━━━ DATA TO USE

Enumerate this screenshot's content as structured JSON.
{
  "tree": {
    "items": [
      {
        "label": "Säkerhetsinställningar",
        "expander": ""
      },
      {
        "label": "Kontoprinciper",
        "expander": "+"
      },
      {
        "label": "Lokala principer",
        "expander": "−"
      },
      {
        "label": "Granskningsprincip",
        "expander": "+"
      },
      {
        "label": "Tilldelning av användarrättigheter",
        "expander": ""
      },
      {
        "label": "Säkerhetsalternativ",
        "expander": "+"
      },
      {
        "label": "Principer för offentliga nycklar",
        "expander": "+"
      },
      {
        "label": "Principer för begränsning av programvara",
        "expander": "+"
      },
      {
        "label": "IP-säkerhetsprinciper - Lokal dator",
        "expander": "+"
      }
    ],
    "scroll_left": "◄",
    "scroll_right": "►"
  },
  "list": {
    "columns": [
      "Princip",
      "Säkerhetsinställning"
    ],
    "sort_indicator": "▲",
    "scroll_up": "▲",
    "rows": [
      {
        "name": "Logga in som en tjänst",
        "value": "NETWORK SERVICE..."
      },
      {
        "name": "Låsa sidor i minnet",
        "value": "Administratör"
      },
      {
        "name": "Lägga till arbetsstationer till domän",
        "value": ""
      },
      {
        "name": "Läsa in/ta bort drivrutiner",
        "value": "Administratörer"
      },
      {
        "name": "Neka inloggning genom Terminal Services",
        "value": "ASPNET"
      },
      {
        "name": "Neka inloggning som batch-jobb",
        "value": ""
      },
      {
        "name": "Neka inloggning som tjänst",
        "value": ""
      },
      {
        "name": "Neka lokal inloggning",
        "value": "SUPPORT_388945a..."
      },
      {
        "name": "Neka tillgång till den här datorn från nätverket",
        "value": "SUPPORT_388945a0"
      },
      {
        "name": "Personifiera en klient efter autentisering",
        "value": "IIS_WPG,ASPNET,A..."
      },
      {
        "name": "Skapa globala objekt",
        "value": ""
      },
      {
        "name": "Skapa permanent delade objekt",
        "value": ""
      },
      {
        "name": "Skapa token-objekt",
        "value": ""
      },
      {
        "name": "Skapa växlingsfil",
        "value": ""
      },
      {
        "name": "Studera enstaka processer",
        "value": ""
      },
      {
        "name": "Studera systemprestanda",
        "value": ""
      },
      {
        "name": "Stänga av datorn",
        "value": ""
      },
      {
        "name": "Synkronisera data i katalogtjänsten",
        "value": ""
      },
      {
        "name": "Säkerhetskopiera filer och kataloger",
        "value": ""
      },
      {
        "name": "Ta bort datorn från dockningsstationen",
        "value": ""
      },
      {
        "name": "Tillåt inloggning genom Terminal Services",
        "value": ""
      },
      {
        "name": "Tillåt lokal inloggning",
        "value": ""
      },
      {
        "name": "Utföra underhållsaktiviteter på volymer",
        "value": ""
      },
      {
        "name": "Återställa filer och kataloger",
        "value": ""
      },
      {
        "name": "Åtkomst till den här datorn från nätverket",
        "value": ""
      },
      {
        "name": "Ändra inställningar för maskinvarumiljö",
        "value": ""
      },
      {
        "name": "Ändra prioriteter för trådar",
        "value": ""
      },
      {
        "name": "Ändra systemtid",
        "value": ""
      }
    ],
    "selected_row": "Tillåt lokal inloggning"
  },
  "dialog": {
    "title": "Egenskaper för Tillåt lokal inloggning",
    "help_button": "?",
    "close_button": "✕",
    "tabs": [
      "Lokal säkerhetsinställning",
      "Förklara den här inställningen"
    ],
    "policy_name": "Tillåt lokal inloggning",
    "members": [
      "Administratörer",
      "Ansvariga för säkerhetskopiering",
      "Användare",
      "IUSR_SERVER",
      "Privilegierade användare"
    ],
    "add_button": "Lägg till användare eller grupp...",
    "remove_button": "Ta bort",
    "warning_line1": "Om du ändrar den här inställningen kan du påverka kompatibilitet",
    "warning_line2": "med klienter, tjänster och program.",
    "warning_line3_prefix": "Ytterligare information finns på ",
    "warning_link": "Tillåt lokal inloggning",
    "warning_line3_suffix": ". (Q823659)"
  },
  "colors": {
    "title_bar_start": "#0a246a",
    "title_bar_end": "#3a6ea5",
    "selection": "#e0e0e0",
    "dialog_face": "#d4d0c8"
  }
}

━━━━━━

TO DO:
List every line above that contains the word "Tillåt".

SOLUTION BELOW:
        "name": "Tillåt inloggning genom Terminal Services",
        "name": "Tillåt lokal inloggning",
    "selected_row": "Tillåt lokal inloggning"
    "title": "Egenskaper för Tillåt lokal inloggning",
    "policy_name": "Tillåt lokal inloggning",
    "warning_link": "Tillåt lokal inloggning",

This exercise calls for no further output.